The major beneficiaries of a cashless society are not only the banking and fintech players in big cities but also big tech companies. And while a plethora of digital-payments companies and apps now available might give the illusion of diversity in that realm, they’re all built on the same underlying banking oligopolies; it’s standard practice for fintech players to quietly partner with
But what about cryptocurrency? One of the claims made by the growing crypto industry is that digital tokens, such as bitcoin, provide a counterforce to the banks’ digital-payments system and help to “democratize” digital finance away from large institutions. The vast majority of people who hold bitcoin, though, see it as something to be bought and sold for dollars, rather than a form of money itself. And even when it’s used for exchange, people rely on its dollar price to decide how much of it to hand over. Crypto tokens face all the same hacking and resilience problems as any digital system, and they also subject users to wild and destabilizing swings in price as they get traded on speculative markets. There’s a place for crypto, but fixating on it is a distraction.

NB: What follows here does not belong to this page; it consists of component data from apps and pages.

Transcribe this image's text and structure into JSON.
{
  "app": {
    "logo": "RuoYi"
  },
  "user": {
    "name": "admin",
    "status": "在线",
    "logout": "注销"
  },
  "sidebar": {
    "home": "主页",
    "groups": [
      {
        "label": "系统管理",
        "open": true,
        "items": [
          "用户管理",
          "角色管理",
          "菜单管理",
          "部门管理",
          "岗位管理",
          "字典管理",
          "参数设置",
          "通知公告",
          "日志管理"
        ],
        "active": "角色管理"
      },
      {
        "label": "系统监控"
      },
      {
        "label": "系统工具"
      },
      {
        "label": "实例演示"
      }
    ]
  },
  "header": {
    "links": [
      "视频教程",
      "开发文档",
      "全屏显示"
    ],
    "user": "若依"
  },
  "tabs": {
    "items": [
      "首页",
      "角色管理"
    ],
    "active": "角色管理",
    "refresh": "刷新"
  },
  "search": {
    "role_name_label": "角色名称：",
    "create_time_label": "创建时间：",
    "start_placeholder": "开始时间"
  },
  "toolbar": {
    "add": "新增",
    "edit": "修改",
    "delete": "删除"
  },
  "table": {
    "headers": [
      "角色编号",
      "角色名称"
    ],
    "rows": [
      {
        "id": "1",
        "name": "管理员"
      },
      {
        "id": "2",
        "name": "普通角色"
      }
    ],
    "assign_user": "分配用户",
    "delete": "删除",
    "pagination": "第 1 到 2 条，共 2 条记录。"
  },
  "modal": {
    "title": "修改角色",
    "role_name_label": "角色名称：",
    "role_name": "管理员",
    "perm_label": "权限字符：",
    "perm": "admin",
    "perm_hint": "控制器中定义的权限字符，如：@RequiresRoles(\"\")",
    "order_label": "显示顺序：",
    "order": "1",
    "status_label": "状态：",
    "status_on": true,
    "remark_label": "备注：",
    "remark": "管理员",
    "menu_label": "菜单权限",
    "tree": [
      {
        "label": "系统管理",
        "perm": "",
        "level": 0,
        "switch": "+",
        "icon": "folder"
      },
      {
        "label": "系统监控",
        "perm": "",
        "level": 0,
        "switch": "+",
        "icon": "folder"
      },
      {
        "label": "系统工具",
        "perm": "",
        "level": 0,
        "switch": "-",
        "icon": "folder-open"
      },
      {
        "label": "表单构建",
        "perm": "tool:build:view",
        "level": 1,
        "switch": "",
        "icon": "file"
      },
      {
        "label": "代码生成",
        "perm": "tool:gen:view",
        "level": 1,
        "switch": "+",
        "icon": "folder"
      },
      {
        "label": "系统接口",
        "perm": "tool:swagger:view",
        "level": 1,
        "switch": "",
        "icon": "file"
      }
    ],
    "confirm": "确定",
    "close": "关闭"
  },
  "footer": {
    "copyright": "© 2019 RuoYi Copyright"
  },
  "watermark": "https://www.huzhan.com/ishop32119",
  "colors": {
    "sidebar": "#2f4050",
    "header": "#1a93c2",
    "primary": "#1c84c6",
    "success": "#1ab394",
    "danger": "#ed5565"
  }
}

The world’s most vulnerable people rely on the already existing, physical cash system, and our priority should be to protect that system. But this campaign to protect cash is also in the interests of those who enjoy digital platforms. The fight for bicycle lanes in cities dominated by cars is not an anti-car move — car lovers also benefit from the reduced congestion and the option to use their bicycle from time to time. Similarly, we need to fight for cash infrastructure and pro-cash laws in order to prevent our economies, and our lives, from becoming totally dependent on a single set of digital giants. You may enjoy Venmo and
in the short term, but in the long term, it’s in everyone’s interests to maintain an offline, inclusive, and localized form of money that you can switch to when the chips are down.
Brett Scott is a journalist, monetary anthropologist, and former financial broker. He is the author of Cloudmoney: Cash, Cards, Crypto and the War for our Wallets (2022).
Sections of this article were excerpted from the book “Cloudmoney: Cash, Cards, Crypto and the War for Our Wallets” by Brett Scott. Copyright © 2022 Reprinted by permission of Harper Business, an imprint of HarperCollins Publishers.